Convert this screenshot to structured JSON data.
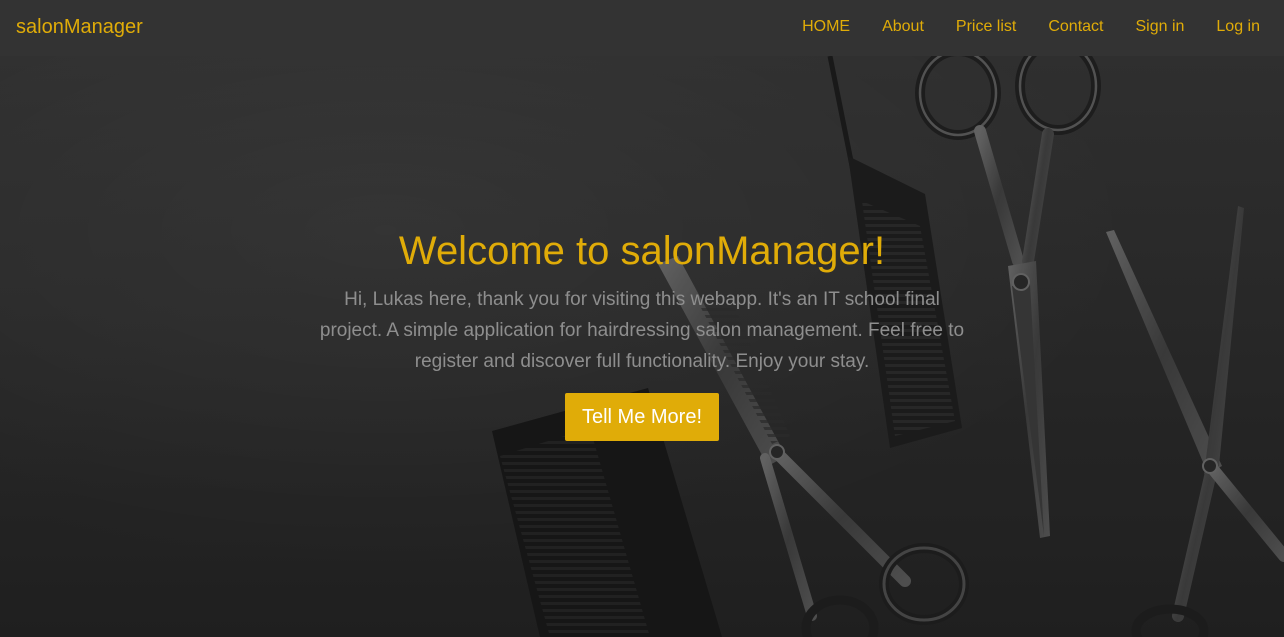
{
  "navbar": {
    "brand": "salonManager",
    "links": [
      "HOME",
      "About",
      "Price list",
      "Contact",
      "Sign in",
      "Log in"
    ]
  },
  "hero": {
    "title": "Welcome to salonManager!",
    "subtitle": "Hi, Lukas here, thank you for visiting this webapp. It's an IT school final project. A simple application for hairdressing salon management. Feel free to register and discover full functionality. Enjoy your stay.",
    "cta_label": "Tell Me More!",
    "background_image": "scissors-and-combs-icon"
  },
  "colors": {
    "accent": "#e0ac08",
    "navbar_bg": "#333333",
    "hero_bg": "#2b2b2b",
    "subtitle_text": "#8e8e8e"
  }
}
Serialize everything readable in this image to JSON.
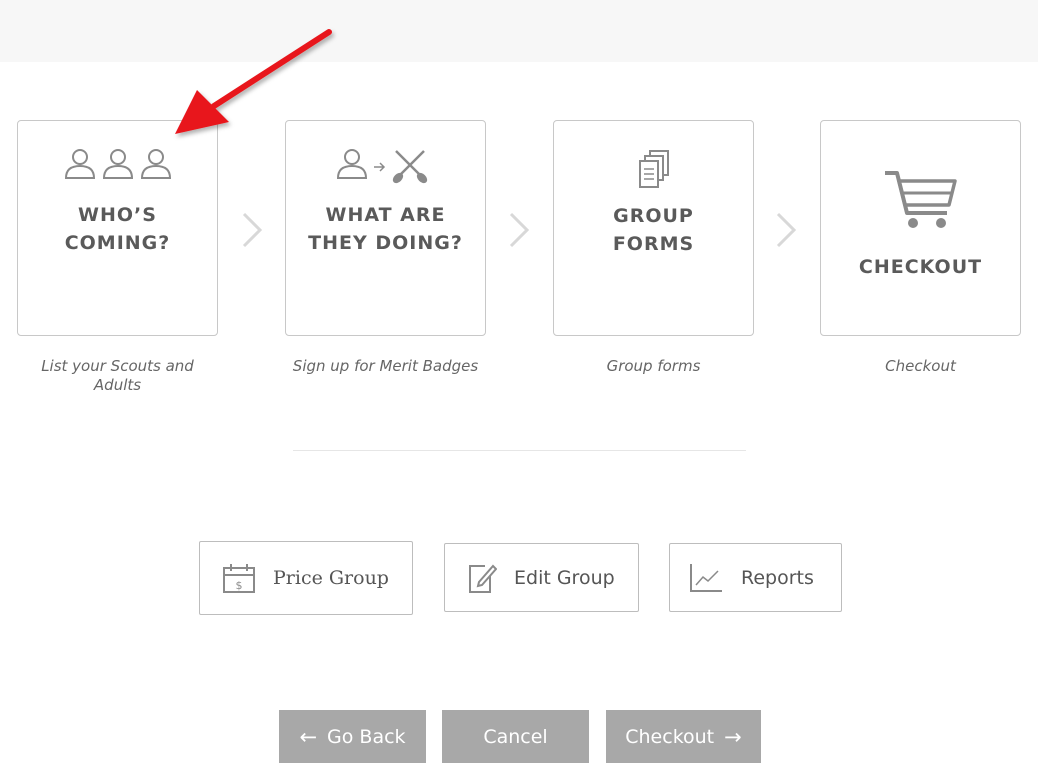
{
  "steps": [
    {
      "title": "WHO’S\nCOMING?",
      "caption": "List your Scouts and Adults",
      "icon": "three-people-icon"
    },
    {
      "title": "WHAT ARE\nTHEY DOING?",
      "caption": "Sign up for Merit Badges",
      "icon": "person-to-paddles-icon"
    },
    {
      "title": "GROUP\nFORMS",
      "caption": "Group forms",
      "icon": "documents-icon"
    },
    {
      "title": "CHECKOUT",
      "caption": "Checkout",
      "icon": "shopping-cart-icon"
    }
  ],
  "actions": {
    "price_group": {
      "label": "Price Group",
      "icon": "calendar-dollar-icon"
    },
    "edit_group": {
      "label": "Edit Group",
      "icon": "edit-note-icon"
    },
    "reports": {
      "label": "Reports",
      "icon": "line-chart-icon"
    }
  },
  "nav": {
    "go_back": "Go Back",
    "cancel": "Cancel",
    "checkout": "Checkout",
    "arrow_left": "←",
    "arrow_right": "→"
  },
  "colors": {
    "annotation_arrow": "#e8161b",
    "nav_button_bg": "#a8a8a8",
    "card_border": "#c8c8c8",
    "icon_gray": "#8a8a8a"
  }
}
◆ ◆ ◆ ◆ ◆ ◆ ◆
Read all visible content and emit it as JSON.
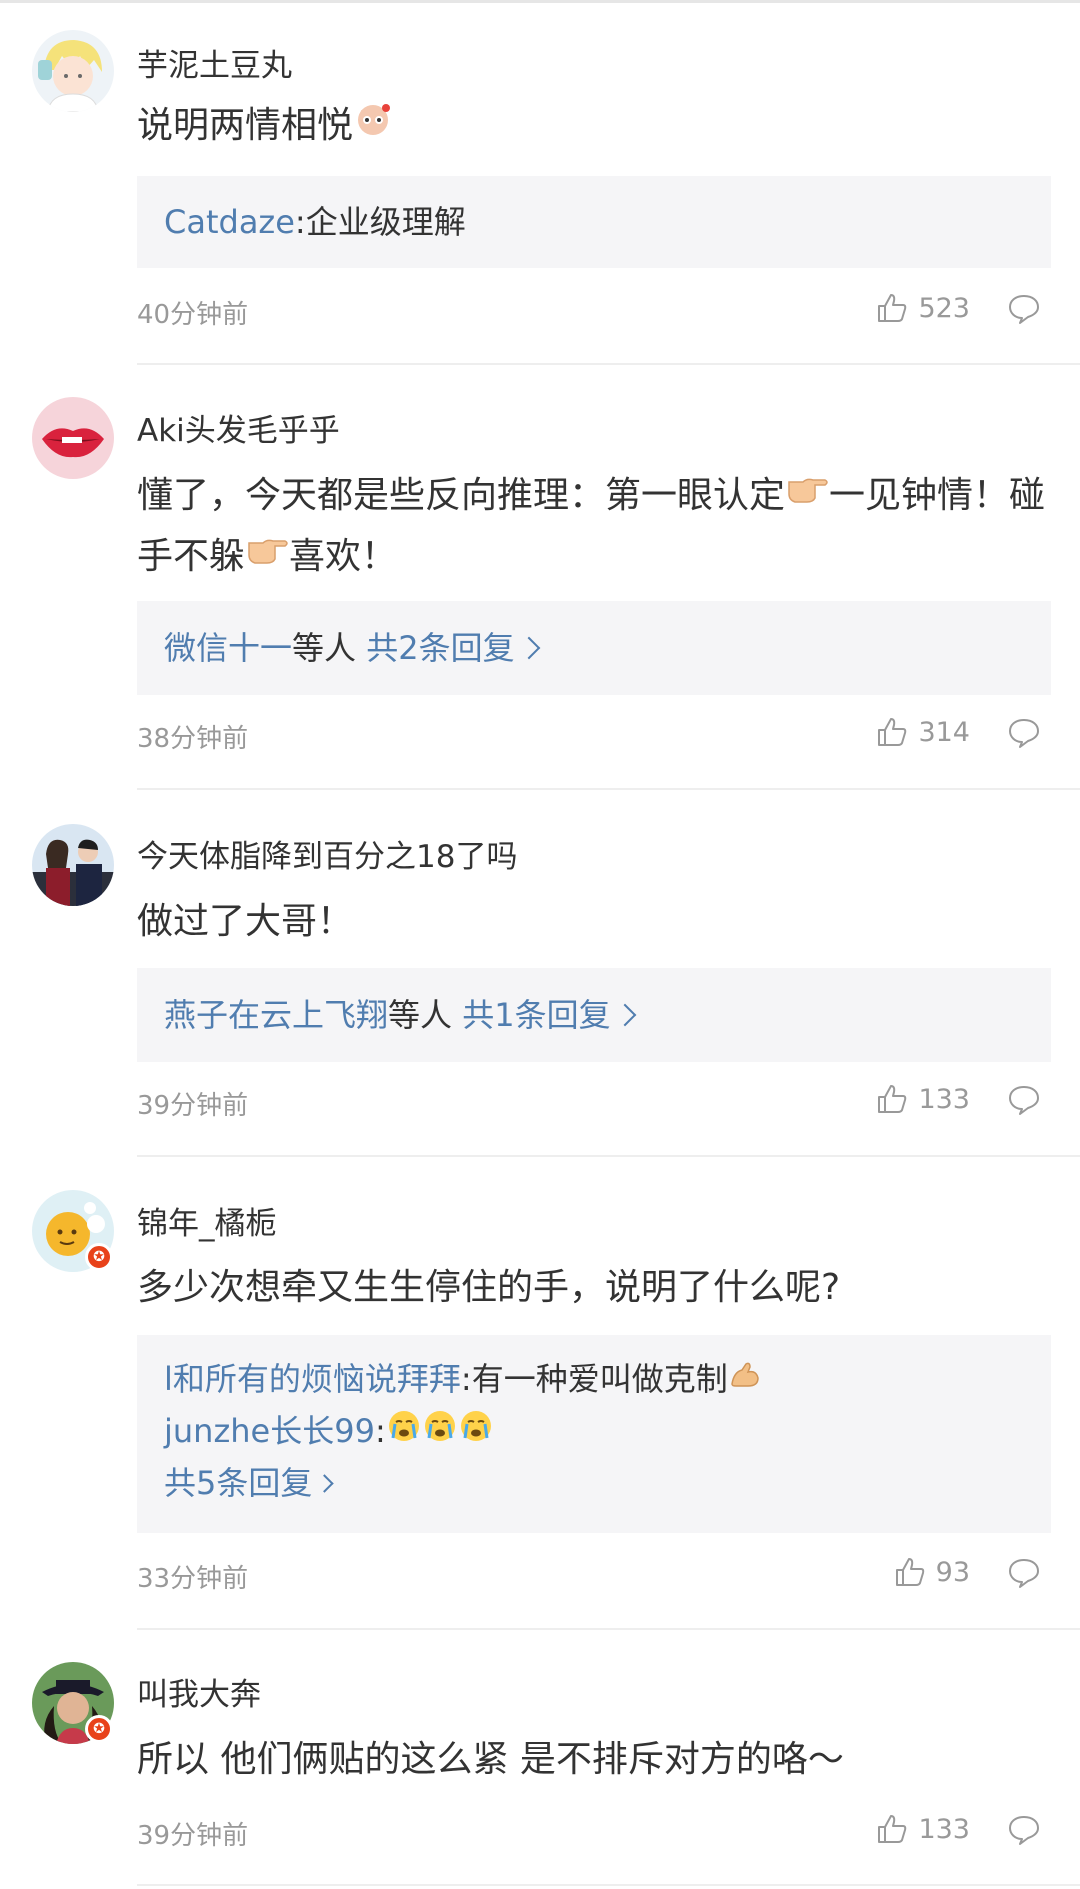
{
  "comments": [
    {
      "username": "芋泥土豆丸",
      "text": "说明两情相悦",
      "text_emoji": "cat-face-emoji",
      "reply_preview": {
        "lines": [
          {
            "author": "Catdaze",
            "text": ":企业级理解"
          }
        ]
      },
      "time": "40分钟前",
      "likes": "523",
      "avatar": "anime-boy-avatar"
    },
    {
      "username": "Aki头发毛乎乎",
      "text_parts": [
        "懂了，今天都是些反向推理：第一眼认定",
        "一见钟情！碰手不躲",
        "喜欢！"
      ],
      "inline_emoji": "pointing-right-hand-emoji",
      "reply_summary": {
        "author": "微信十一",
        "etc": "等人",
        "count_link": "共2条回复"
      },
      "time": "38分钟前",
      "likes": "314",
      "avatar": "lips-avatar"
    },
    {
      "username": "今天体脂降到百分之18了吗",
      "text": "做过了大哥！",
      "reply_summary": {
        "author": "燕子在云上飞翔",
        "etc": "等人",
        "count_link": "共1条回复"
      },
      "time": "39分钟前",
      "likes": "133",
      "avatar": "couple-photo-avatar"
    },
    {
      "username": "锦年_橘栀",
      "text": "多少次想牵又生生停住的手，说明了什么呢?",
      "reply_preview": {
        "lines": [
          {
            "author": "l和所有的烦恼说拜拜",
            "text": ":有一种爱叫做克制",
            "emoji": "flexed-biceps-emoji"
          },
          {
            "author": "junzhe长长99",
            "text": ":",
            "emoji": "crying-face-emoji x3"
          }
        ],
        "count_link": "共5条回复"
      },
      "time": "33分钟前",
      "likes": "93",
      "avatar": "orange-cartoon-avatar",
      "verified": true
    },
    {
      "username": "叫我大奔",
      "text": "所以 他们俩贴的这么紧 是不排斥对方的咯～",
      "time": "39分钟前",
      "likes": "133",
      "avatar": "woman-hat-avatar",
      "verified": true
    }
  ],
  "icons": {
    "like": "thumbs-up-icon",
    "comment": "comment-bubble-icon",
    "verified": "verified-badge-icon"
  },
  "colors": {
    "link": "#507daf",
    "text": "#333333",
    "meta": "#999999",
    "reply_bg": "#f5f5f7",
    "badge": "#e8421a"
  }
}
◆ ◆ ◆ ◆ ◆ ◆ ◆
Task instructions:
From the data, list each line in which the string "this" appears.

Exercise solution:
Convert this screenshot to structured JSON data.
    "subtitle": "Hi, Lukas here, thank you for visiting this webapp. It's an IT school final project. A simple application for hairdressing salon management. Feel free to register and discover full functionality. Enjoy your stay.",
Serialize everything readable in this image to JSON.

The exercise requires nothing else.